Published May 01, 2005As awesome and awe-inspiring an achievement as The Lord of the Rings trilogy was and still remains to this day, it can also partially be blamed for the current glut of "historical epics" and the grandiose, sensory-numbing battles that accompany them. Their lack of plot, character development and good sense, however, are not Rings' fault. Whether it's Troy, Alexander or the newly unleashed Kingdom of Heaven, all pale in comparison to the staggering greatness of Peter Jackson's triumphant Tolkien trilogy.
And yet director/knight Sir Ridley Scott is no newcomer to rewriting history and staging grand battles, as his award-winning Gladiator ably demonstrated way before Orlando Bloom was making hearts swoon as an effeminate elf. In fact, one of the worse perpetrators of the "historical epic" phenom is not only Scott but Bloom also, who caused shit in Troy as a petulant prince and is at it again in Kingdom of Heaven.
While making Rings, Bloom probably thought to himself, "being Legolas is awesome, but man, I could be Aragorn, screw that Viggo guy. I've seen Braveheart, I've seen Gladiator, I'm freakin' in Lord of the Rings; I can grow a beard and look solemn." And so he did. But the problem is Bloom's not the brooding, gruff-looking, stoic type, and he's no Aragorn.
But, in honour of square pegs and round holes everywhere, in Kingdom of Heaven (which is already pissing off historians and religious-types with its inaccuracies and dubious portrayals), Bloom plays Balian, a blacksmith turned widower turned knight who journeys to Jerusalem in order to wash away both his sins and the sins of his post-suicidal wife. Of course, since Jerusalem is currently conquered by the "good guys" (i.e., the honkies), there's not a lot of crusading to do, so Balian inherits his father's knights and estate, enlightens the locals about irrigation and farming (apparently, nobody knows how to dig a well save a blacksmith), wins the trust/admiration of the current ailing king and bones his sister, who happens to be married to a war-mongering French knight who coincidentally wants Balian dead.

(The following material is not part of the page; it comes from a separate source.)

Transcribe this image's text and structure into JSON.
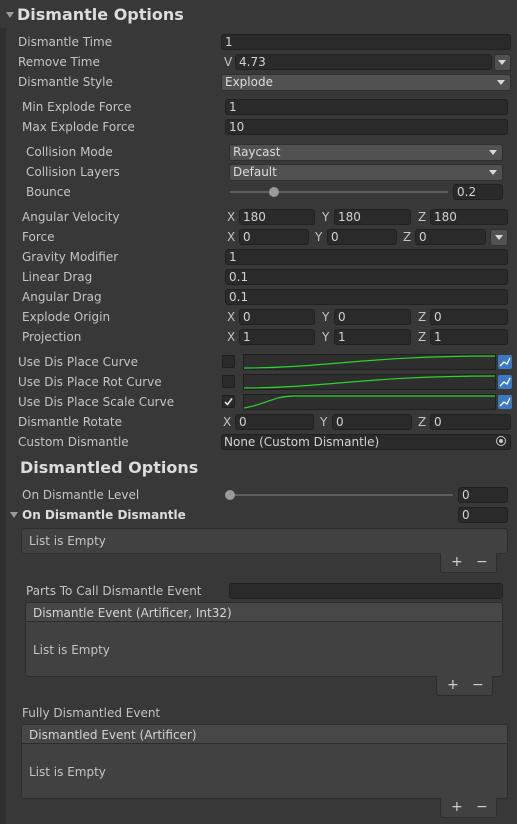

So, when the chance to marry the incredibly beautiful woman he's in love with, inherit the dying king's empire and have the man who threatened his life killed is presented to him on a silver platter, he obviously declines, because that would be dishonourable (but boning another man's wife is somehow not). And it all goes downhill from there, as Balian's "honourable" choice leads to war with the "infidels," complete with epic battles, impressive sieges and the odd bit of unimpassioned speechifying by Bloom.
However, while Balian's choices seem coincidental and/or forced to serve the story at the expense of believability, and the plot is never fully developed in detail (for a two-and-a-half-hour film, there's little exposition and less dialogue), Kingdom of Heaven looks beautiful and its battle scenes are sprawling takes on carnage of a truly massive scale, which makes the film better than most of the current crop of historical epics. In fact, Scott and cinematographer John Mathieson attempt to force meaning into every single languid shot and tense battle moment, which is obviously meant to evoke, well, something, but they're not sure what they want the audience to feel. It all looks and sounds like it should mean something, and the sweeping score drips of melancholy, but the story never follows through.
While some are interpreting Kingdom of Heaven as a "U.S.A. out of the middle east" statement from Scott, it seems a stretch (did they not see Black Hawk Down?) to ascribe increased meaning to a film that is more an excuse for the staging of gargantuan battles and Bloom to not shave as a leading man. (Fox)